WORK REQUEST
Copy every line of the records below that holds the word "icon".

DATA FOR PROCESSING
▼

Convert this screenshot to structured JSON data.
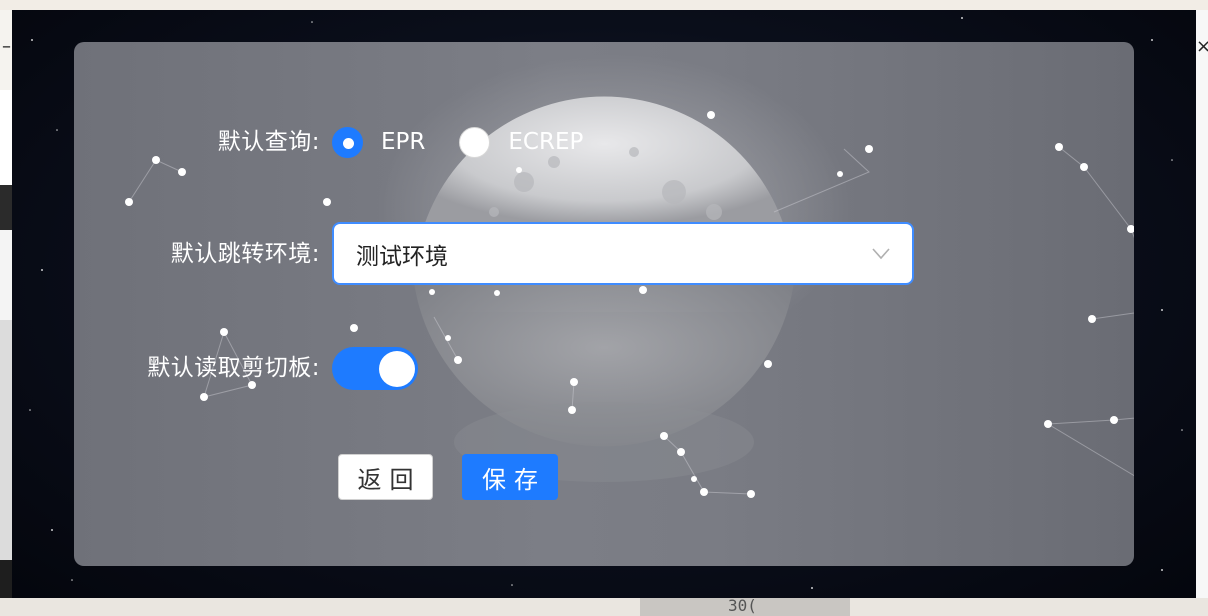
{
  "window": {
    "left_glyph": "–",
    "right_glyph": "×",
    "bottom_glyph": "30("
  },
  "form": {
    "query": {
      "label": "默认查询:",
      "options": [
        {
          "label": "EPR",
          "checked": true
        },
        {
          "label": "ECREP",
          "checked": false
        }
      ]
    },
    "environment": {
      "label": "默认跳转环境:",
      "value": "测试环境",
      "icon": "chevron-down-icon"
    },
    "clipboard": {
      "label": "默认读取剪切板:",
      "enabled": true
    }
  },
  "actions": {
    "back_label": "返回",
    "save_label": "保存"
  },
  "colors": {
    "accent": "#1e7bff",
    "panel": "#76787f",
    "background": "#070a14"
  }
}
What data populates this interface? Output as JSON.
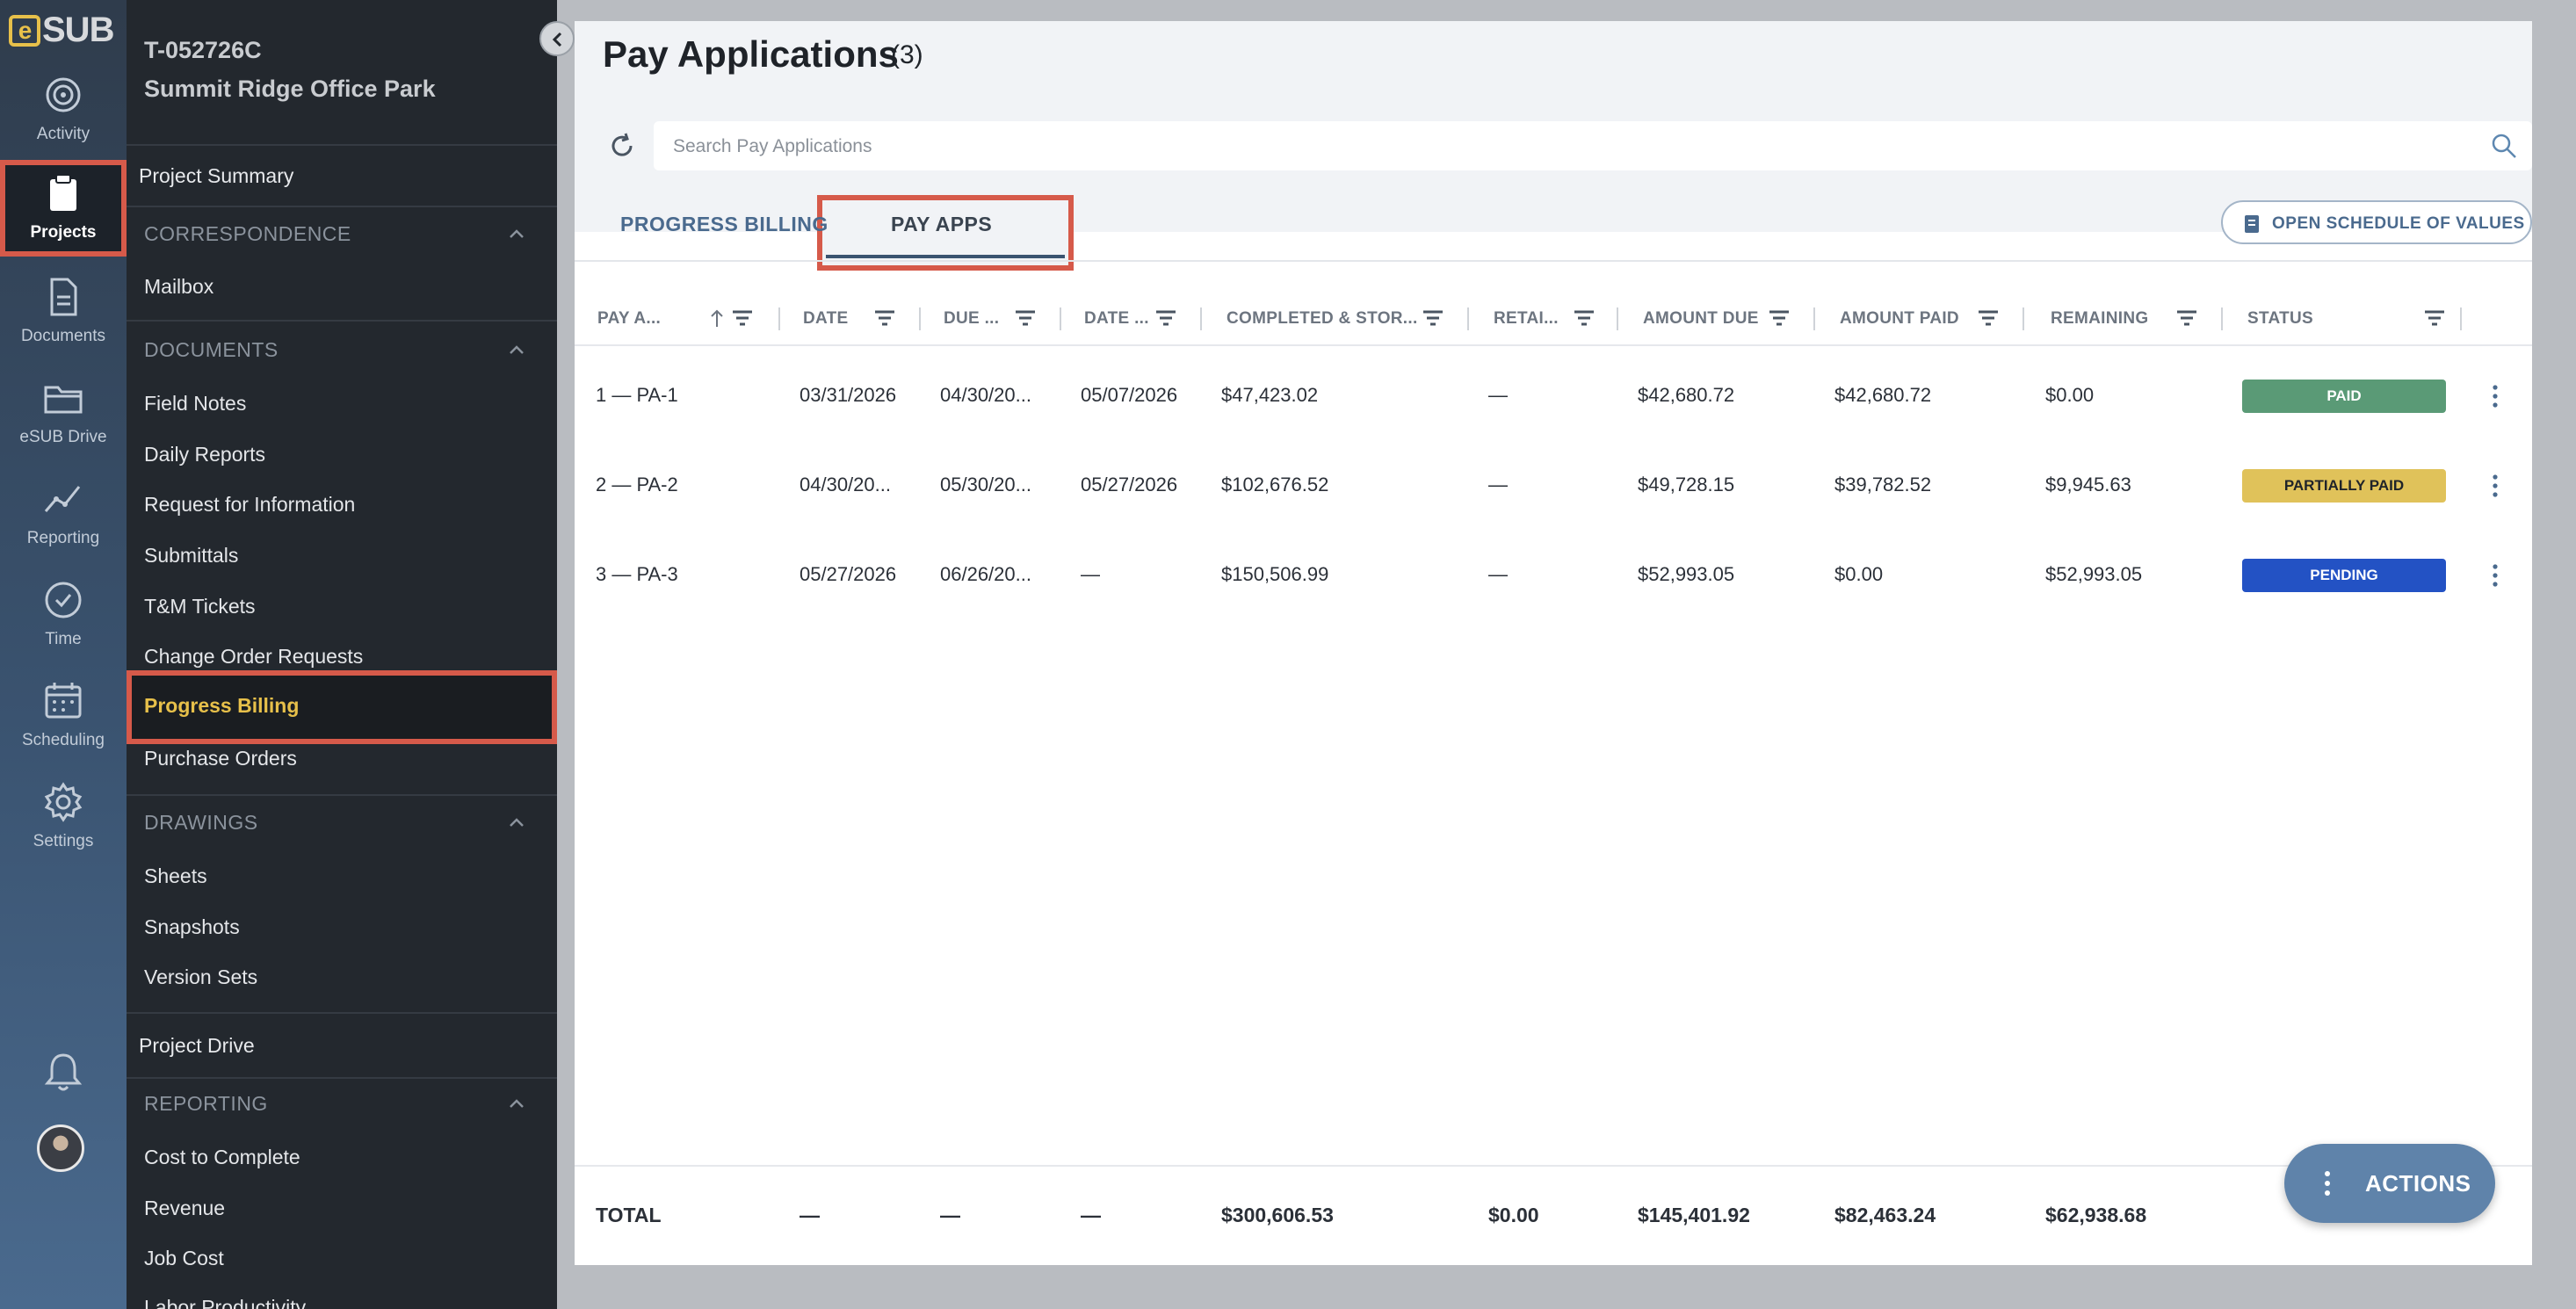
{
  "rail": {
    "logo_e": "e",
    "logo_sub": "SUB",
    "items": [
      {
        "label": "Activity",
        "icon": "activity-icon"
      },
      {
        "label": "Projects",
        "icon": "clipboard-icon"
      },
      {
        "label": "Documents",
        "icon": "document-icon"
      },
      {
        "label": "eSUB Drive",
        "icon": "folder-icon"
      },
      {
        "label": "Reporting",
        "icon": "chart-line-icon"
      },
      {
        "label": "Time",
        "icon": "clock-icon"
      },
      {
        "label": "Scheduling",
        "icon": "calendar-icon"
      },
      {
        "label": "Settings",
        "icon": "gear-icon"
      }
    ]
  },
  "project": {
    "id": "T-052726C",
    "name": "Summit Ridge Office Park"
  },
  "nav": {
    "project_summary": "Project Summary",
    "correspondence": "CORRESPONDENCE",
    "mailbox": "Mailbox",
    "documents": "DOCUMENTS",
    "doc_items": [
      "Field Notes",
      "Daily Reports",
      "Request for Information",
      "Submittals",
      "T&M Tickets",
      "Change Order Requests",
      "Progress Billing",
      "Purchase Orders"
    ],
    "drawings": "DRAWINGS",
    "drawing_items": [
      "Sheets",
      "Snapshots",
      "Version Sets"
    ],
    "project_drive": "Project Drive",
    "reporting": "REPORTING",
    "reporting_items": [
      "Cost to Complete",
      "Revenue",
      "Job Cost",
      "Labor Productivity"
    ]
  },
  "main": {
    "title": "Pay Applications",
    "count": "(3)",
    "search_placeholder": "Search Pay Applications",
    "tabs": [
      "PROGRESS BILLING",
      "PAY APPS"
    ],
    "open_sov": "OPEN SCHEDULE OF VALUES",
    "actions": "ACTIONS"
  },
  "table": {
    "headers": [
      "PAY A...",
      "DATE",
      "DUE ...",
      "DATE ...",
      "COMPLETED & STOR...",
      "RETAI...",
      "AMOUNT DUE",
      "AMOUNT PAID",
      "REMAINING",
      "STATUS"
    ],
    "rows": [
      {
        "pay_app": "1 — PA-1",
        "date": "03/31/2026",
        "due": "04/30/20...",
        "date2": "05/07/2026",
        "completed": "$47,423.02",
        "retainage": "—",
        "amount_due": "$42,680.72",
        "amount_paid": "$42,680.72",
        "remaining": "$0.00",
        "status": "PAID",
        "status_bg": "#5a9a76",
        "status_fg": "#ffffff"
      },
      {
        "pay_app": "2 — PA-2",
        "date": "04/30/20...",
        "due": "05/30/20...",
        "date2": "05/27/2026",
        "completed": "$102,676.52",
        "retainage": "—",
        "amount_due": "$49,728.15",
        "amount_paid": "$39,782.52",
        "remaining": "$9,945.63",
        "status": "PARTIALLY PAID",
        "status_bg": "#e0c25a",
        "status_fg": "#1f2329"
      },
      {
        "pay_app": "3 — PA-3",
        "date": "05/27/2026",
        "due": "06/26/20...",
        "date2": "—",
        "completed": "$150,506.99",
        "retainage": "—",
        "amount_due": "$52,993.05",
        "amount_paid": "$0.00",
        "remaining": "$52,993.05",
        "status": "PENDING",
        "status_bg": "#2352c4",
        "status_fg": "#ffffff"
      }
    ],
    "total": {
      "label": "TOTAL",
      "date": "—",
      "due": "—",
      "date2": "—",
      "completed": "$300,606.53",
      "retainage": "$0.00",
      "amount_due": "$145,401.92",
      "amount_paid": "$82,463.24",
      "remaining": "$62,938.68"
    }
  },
  "colors": {
    "accent": "#4a6a8e",
    "highlight": "#d65a4a",
    "active_nav": "#e7c04a"
  }
}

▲

TASK OUTPUT
      "icon": "chevron-down-icon"
        "icon": "activity-icon"
        "icon": "clipboard-icon"
        "icon": "document-icon"
        "icon": "folder-icon"
        "icon": "chart-line-icon"
        "icon": "clock-icon"
        "icon": "calendar-icon"
        "icon": "gear-icon"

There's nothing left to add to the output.